Rangers foolishly pack house: The Texas Rangers defied the medical community when they opened Globe Life Field’s doors to 38,000 fans for their home opener, making it the first full-capacity sporting event played in the United States in over a year.

The final box score:

Toronto: 6 runs, 7 hits, 1 error.

Texas: 2 runs, 5 hits, 19,000 errors.

In short, the stadium should have been half-full.

More:Who is throwing Texas Rangers' first pitch after Greg Abbott declined the honor?

Scientists and doctors from here to kingdom come were right to suggest that MLB parks go with 50% capacity as America seeks to vaccinate the population against the COVID-19 virus, but it wasn’t enough for Rangers ownership to make the worst decision since the team gave Alex Rodriguez a quarter of a billion dollars 20 years ago to star three seasons for a last-place team.

Monday’s decision was a big fat middle finger to the science and medial communities. Furthermore, it provided ample proof that the almighty dollar ranks well ahead of the public health in some circles.

Worse yet, there just weren’t enough fans wearing masks in the stands.

And please spare me any talk of this being a political discussion because it isn’t. It’s about safety and when the numbers show that only 16% of Texans are fully vaccinated, then the decision to go against the CDC ’s recommendation and pack the house becomes even more reckless, even if the numbers for positive tests and hospitalizations are down overall.
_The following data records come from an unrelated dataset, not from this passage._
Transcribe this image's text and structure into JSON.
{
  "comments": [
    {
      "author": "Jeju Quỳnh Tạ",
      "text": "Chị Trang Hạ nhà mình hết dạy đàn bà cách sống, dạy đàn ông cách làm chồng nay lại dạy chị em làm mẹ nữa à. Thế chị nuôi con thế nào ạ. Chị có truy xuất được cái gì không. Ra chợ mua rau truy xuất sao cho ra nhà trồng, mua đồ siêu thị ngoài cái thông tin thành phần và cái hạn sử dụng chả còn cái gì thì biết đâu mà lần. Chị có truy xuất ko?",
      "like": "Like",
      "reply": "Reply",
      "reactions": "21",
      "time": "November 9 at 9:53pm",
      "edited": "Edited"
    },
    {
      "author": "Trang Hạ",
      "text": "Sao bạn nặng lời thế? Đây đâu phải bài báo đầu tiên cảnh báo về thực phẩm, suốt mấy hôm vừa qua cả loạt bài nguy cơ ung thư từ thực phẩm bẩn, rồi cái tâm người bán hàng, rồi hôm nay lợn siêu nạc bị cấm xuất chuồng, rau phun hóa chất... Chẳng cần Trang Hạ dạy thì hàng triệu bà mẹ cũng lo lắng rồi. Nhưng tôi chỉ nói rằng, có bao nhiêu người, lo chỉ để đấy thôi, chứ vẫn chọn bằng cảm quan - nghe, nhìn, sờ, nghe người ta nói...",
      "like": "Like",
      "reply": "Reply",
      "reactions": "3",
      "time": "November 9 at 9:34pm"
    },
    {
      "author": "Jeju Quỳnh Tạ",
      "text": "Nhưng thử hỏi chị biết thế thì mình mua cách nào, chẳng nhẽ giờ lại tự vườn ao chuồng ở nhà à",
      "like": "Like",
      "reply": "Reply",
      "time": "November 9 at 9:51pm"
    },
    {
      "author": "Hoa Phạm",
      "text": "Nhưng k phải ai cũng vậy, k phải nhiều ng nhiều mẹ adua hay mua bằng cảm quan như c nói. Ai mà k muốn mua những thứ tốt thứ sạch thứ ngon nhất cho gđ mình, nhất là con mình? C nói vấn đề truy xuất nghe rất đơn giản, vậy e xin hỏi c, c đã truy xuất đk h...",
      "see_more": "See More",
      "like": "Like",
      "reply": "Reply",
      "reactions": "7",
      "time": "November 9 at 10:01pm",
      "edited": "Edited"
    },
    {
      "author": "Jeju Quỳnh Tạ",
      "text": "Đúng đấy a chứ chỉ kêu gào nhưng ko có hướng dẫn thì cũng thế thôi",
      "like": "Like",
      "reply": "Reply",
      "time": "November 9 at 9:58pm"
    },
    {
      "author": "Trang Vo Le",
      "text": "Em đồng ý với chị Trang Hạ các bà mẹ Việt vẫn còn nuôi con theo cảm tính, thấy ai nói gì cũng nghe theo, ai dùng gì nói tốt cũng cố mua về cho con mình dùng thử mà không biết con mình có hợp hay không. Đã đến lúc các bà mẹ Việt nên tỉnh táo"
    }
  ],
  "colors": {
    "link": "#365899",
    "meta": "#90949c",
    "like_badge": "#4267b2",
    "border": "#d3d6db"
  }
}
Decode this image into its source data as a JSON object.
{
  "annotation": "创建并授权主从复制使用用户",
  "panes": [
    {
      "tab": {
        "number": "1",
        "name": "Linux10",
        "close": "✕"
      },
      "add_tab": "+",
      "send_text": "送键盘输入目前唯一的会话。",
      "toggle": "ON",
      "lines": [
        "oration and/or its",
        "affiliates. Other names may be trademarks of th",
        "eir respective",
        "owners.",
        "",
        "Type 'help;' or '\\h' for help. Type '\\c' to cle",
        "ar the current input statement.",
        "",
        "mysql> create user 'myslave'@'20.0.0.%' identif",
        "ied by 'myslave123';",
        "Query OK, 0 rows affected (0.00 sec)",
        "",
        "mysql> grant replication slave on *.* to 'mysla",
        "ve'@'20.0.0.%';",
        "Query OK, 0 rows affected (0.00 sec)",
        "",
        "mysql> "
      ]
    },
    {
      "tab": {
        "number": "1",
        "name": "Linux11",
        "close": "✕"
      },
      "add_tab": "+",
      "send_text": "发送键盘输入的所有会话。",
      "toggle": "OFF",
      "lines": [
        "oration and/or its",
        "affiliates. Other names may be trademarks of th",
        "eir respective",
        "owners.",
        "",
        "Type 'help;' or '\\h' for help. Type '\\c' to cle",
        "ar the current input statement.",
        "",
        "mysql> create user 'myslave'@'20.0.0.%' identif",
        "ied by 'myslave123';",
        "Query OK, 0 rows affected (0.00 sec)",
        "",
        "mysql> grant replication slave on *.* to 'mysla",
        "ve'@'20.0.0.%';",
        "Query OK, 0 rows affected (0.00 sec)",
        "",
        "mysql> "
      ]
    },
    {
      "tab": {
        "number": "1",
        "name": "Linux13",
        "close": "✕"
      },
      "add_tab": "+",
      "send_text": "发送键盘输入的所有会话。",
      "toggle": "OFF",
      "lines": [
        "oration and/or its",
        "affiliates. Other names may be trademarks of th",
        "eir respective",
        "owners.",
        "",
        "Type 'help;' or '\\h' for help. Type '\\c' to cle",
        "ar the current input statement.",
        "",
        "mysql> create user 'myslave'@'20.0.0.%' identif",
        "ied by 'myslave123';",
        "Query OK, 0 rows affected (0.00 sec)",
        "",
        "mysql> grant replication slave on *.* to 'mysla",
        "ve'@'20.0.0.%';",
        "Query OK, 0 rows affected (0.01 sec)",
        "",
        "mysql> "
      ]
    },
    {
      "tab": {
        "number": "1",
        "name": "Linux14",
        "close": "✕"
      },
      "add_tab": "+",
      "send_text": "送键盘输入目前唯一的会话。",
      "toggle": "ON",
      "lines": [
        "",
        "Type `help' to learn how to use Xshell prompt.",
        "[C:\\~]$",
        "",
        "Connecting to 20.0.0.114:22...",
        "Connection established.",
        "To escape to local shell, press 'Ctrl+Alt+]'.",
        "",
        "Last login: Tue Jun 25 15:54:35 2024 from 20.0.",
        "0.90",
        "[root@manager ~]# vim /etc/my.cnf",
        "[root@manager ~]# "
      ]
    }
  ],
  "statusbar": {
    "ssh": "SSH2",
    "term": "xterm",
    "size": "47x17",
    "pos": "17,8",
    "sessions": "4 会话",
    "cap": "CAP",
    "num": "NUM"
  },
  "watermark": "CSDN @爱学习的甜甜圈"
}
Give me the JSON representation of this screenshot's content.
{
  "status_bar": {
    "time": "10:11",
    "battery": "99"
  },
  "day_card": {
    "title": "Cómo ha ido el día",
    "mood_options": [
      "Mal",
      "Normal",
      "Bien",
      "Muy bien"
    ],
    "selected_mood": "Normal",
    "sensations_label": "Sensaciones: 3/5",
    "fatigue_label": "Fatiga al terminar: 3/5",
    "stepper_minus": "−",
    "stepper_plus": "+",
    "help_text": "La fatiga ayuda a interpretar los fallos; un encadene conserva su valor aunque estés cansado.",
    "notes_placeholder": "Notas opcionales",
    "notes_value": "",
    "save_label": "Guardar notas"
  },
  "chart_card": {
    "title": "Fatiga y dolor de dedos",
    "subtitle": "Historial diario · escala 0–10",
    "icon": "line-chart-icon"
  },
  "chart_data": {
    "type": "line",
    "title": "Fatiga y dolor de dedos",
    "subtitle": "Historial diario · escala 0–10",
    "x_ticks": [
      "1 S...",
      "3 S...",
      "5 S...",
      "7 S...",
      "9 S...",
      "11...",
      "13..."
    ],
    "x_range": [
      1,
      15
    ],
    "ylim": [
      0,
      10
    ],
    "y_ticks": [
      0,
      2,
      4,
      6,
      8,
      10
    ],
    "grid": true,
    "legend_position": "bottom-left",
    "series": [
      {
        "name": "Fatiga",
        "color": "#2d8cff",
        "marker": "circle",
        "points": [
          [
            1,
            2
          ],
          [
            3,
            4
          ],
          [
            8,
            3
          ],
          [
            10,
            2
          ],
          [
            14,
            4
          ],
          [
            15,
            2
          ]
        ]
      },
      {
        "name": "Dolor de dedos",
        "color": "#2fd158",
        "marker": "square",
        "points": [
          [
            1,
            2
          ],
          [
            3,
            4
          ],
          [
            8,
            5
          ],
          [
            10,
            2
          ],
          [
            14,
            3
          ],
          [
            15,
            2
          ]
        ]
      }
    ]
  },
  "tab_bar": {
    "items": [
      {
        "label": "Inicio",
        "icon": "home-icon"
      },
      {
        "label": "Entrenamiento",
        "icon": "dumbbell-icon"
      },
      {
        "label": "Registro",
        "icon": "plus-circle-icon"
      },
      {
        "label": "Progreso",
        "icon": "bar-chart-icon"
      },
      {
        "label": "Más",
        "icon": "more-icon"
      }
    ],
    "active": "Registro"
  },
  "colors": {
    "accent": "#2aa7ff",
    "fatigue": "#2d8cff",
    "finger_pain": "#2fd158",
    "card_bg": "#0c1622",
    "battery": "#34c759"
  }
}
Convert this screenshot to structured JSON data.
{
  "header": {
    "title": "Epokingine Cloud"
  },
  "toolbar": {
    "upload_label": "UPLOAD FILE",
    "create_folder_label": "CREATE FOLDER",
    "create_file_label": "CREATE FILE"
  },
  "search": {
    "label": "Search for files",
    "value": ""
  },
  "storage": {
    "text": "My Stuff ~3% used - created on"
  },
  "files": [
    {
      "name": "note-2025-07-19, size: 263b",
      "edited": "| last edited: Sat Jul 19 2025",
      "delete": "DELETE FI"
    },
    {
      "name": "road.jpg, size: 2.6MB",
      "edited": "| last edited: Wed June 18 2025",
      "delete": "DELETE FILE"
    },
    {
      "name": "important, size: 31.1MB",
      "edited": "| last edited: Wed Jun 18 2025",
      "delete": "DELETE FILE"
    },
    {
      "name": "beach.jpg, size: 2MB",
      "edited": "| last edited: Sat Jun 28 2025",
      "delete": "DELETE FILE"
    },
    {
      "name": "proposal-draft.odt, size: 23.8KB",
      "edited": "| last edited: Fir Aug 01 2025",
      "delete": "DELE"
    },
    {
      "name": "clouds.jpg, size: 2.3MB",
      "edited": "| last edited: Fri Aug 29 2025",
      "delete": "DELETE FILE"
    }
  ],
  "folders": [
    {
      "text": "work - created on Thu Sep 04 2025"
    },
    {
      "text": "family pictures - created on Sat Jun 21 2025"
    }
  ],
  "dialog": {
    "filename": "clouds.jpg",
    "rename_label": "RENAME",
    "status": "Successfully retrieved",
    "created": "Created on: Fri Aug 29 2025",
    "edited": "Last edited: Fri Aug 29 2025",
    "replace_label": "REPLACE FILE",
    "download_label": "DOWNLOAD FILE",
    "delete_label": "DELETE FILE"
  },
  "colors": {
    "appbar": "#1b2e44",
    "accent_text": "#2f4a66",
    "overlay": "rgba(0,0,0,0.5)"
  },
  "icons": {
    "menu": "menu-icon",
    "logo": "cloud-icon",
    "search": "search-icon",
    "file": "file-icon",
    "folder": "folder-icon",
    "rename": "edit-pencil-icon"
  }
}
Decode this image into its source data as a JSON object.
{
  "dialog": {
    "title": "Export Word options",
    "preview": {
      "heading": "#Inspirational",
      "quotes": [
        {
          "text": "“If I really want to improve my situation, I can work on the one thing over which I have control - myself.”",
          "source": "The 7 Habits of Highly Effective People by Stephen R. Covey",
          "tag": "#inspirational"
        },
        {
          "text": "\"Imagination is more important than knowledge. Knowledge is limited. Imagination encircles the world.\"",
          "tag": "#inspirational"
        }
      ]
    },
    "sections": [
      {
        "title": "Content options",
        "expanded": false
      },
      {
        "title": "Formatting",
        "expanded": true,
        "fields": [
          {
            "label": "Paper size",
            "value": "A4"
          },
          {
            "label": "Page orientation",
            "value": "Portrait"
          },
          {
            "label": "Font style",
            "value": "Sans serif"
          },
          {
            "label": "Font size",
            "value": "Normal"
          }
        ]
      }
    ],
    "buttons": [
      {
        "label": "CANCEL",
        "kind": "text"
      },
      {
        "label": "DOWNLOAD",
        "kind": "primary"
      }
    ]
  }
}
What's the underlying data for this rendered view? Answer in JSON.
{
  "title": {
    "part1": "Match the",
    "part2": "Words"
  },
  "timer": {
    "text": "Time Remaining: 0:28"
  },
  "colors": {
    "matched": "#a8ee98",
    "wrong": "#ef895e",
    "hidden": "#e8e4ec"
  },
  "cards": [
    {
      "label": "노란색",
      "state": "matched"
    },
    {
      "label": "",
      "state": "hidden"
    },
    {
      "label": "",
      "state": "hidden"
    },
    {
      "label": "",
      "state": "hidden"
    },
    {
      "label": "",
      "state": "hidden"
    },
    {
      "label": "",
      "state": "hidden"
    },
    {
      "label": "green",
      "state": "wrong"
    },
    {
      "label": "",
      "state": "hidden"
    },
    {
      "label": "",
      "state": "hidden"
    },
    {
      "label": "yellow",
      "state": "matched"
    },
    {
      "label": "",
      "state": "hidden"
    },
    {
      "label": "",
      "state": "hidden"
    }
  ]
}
Kudos to the medical community for the progress it has made, but those doctors and nurses are powerless when it comes to the decision makers who run professional sports organizations.

This never would have happened in the NFL or NBA. Here’s hoping we won’t be calling them the Texas Super Spreaders in a couple of months.